Lack of Supportive Ecosystems, Partnerships, and Customer Adoption
Not considering other collaborators and partners that you can leverage to fasten and strengthen your innovation journey also leads to major blind spots in turning a smart innovative idea into a market success. To benefit the long-term future of an organization, there must be a clear vision, strategy, and focus on a relevant subset of technology trends to pursue. Though innovating for a future market cannot be done using completely predefined targets and expectations, an organization must have some realistic plans in place on expected best- and worst-case outcomes, an idea of what it’s willing to forgo to achieve its future state, an understanding of the risks and failures it can tolerate, and recognize the situations that might lead to a change in course.
Another major challenge is lack of market acceptance for a breakthrough innovative product or solution, which might be due to a combination of marketing, social, economic, technical, ecosystem, or even unknown factors. Consider the Tata Nano, hailed as a success in frugal innovation, which delivered at a price point of 123,000 rupees (US $2,400) in 2009 as the world’s cheapest car. Unfortunately, uptake by the target customers — car owners who could not afford to own a car previously — was disappointing. As illustrated by the case, however, a lack of commercial success does not take away from the brilliance of the innovation or the learnings it creates for further innovation and advancement in the area.
Lack of Strong Leadership, Innovation Strategy, and Organizational Buy-In
Creating an internal sense of urgency within the organization and convincing shareholders and the market of the need to pursue innovation on emerging technologies (even though immediate returns and outcomes might not be promising in the short term) requires strong leadership with vision, tact, curiosity, commitment, and a sense of purpose.
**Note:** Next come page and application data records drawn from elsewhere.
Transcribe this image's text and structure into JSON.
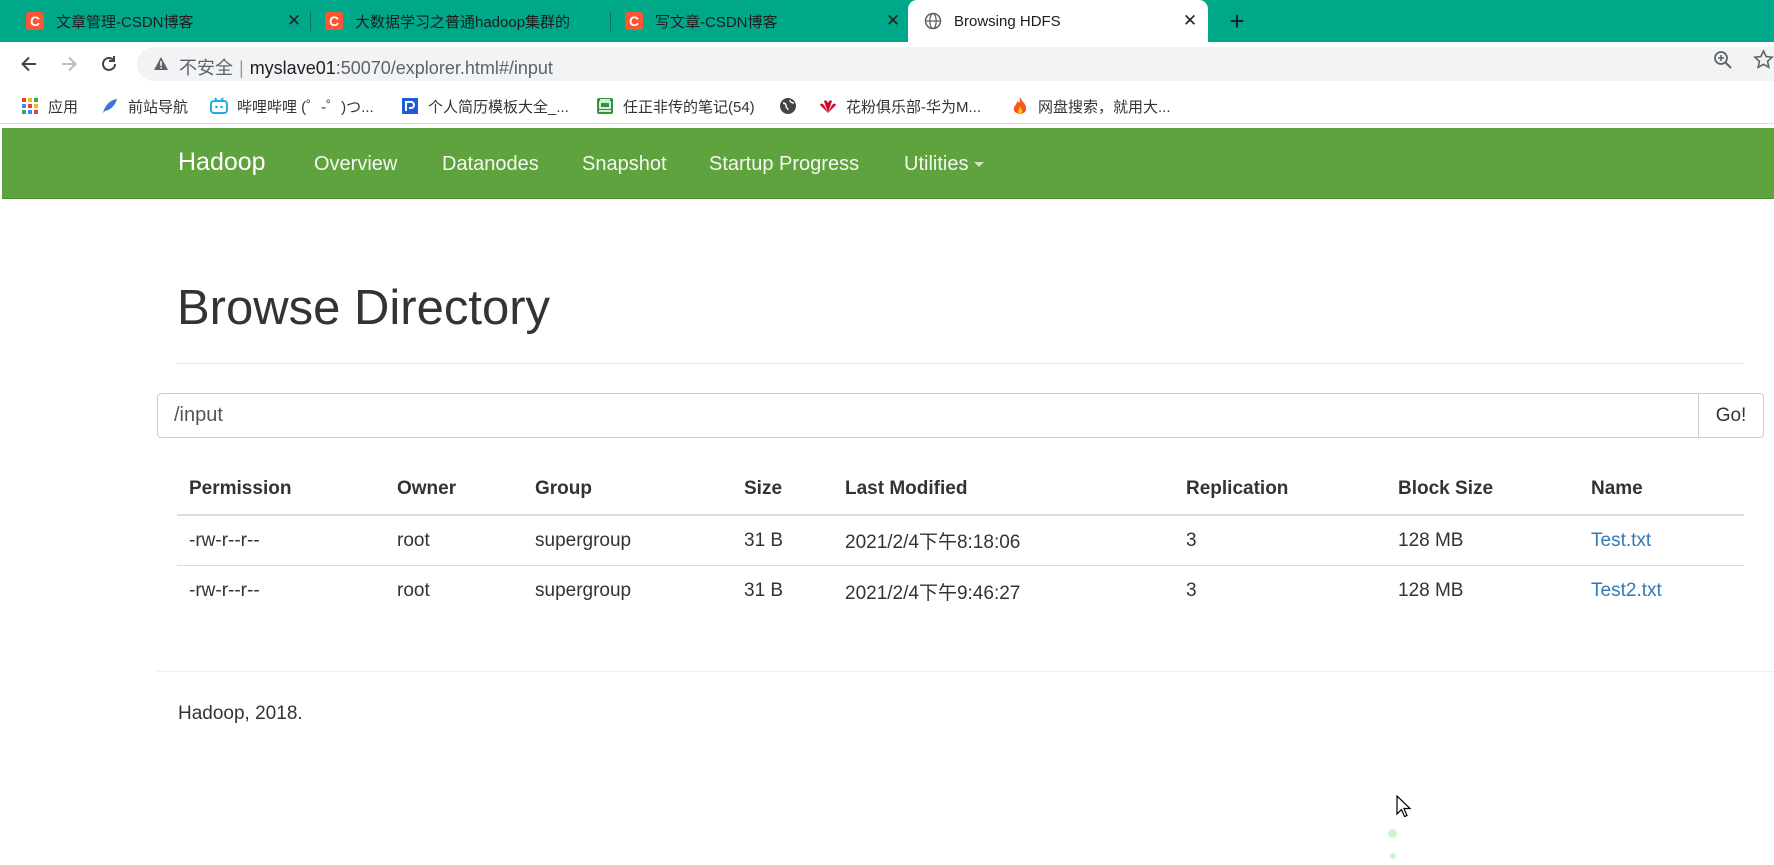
{
  "browser": {
    "tabs": [
      {
        "title": "文章管理-CSDN博客",
        "favicon": "csdn-icon"
      },
      {
        "title": "大数据学习之普通hadoop集群的",
        "favicon": "csdn-icon"
      },
      {
        "title": "写文章-CSDN博客",
        "favicon": "csdn-icon"
      },
      {
        "title": "Browsing HDFS",
        "favicon": "globe-icon",
        "active": true
      }
    ],
    "new_tab": "+",
    "close_glyph": "✕",
    "url": {
      "security": "不安全",
      "separator": "|",
      "host": "myslave01",
      "path": ":50070/explorer.html#/input"
    },
    "bookmarks": [
      {
        "label": "应用",
        "icon": "apps-icon"
      },
      {
        "label": "前站导航",
        "icon": "feather-icon"
      },
      {
        "label": "哔哩哔哩 (゜-゜)つ...",
        "icon": "bilibili-icon"
      },
      {
        "label": "个人简历模板大全_...",
        "icon": "resume-icon"
      },
      {
        "label": "任正非传的笔记(54)",
        "icon": "douban-icon"
      },
      {
        "label": "",
        "icon": "globe-icon"
      },
      {
        "label": "花粉俱乐部-华为M...",
        "icon": "huawei-icon"
      },
      {
        "label": "网盘搜索，就用大...",
        "icon": "fire-icon"
      }
    ]
  },
  "navbar": {
    "brand": "Hadoop",
    "links": [
      "Overview",
      "Datanodes",
      "Snapshot",
      "Startup Progress",
      "Utilities"
    ],
    "color": "#5fa33e"
  },
  "page": {
    "title": "Browse Directory",
    "path_value": "/input",
    "go_label": "Go!"
  },
  "table": {
    "headers": [
      "Permission",
      "Owner",
      "Group",
      "Size",
      "Last Modified",
      "Replication",
      "Block Size",
      "Name"
    ],
    "rows": [
      [
        "-rw-r--r--",
        "root",
        "supergroup",
        "31 B",
        "2021/2/4下午8:18:06",
        "3",
        "128 MB",
        "Test.txt"
      ],
      [
        "-rw-r--r--",
        "root",
        "supergroup",
        "31 B",
        "2021/2/4下午9:46:27",
        "3",
        "128 MB",
        "Test2.txt"
      ]
    ]
  },
  "footer": {
    "text": "Hadoop, 2018."
  },
  "colors": {
    "tabbar": "#00a88a",
    "link": "#337ab7"
  }
}
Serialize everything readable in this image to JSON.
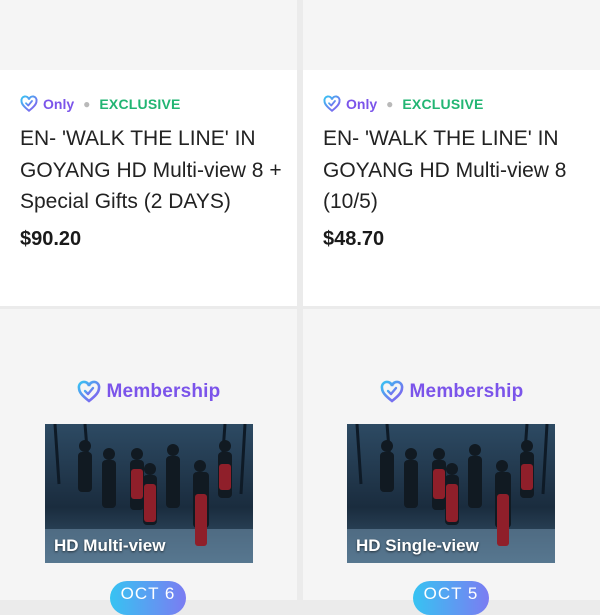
{
  "products": [
    {
      "only_label": "Only",
      "exclusive_label": "EXCLUSIVE",
      "title": "EN- 'WALK THE LINE' IN GOYANG HD Multi-view 8 + Special Gifts (2 DAYS)",
      "price": "$90.20"
    },
    {
      "only_label": "Only",
      "exclusive_label": "EXCLUSIVE",
      "title": "EN- 'WALK THE LINE' IN GOYANG HD Multi-view 8 (10/5)",
      "price": "$48.70"
    }
  ],
  "posters": [
    {
      "membership_label": "Membership",
      "image_label": "HD Multi-view",
      "date_label": "OCT 6"
    },
    {
      "membership_label": "Membership",
      "image_label": "HD Single-view",
      "date_label": "OCT 5"
    }
  ],
  "colors": {
    "accent_purple": "#7b54ea",
    "exclusive_green": "#22b573",
    "pill_gradient_start": "#37c3f2",
    "pill_gradient_end": "#7b7cf2"
  },
  "icons": {
    "only_icon": "heart-check-icon",
    "membership_icon": "heart-check-icon"
  }
}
Many organizations fail to deliver on innovation due to the lack of strong visionary leadership to champion the innovation process and manage the risks and the need for substantial investments and time to realize the benefit of the investment.
Some key strategic questions for innovation planning are:
Should we have a separate innovation budget with a certain percentage of organization revenue?
What technologies and opportunities should we pursue?
How can we leverage our current capabilities to fuel innovation for future opportunities and what capabilities must be acquired fresh?
Is it better to buy, merge, or spin off a separate business unit to pursue parallel innovations?
What are the required changes to organizational structures, skills, and resources to enable innovation?
[For more from the author on this topic, see "The Innovator's Imperative."]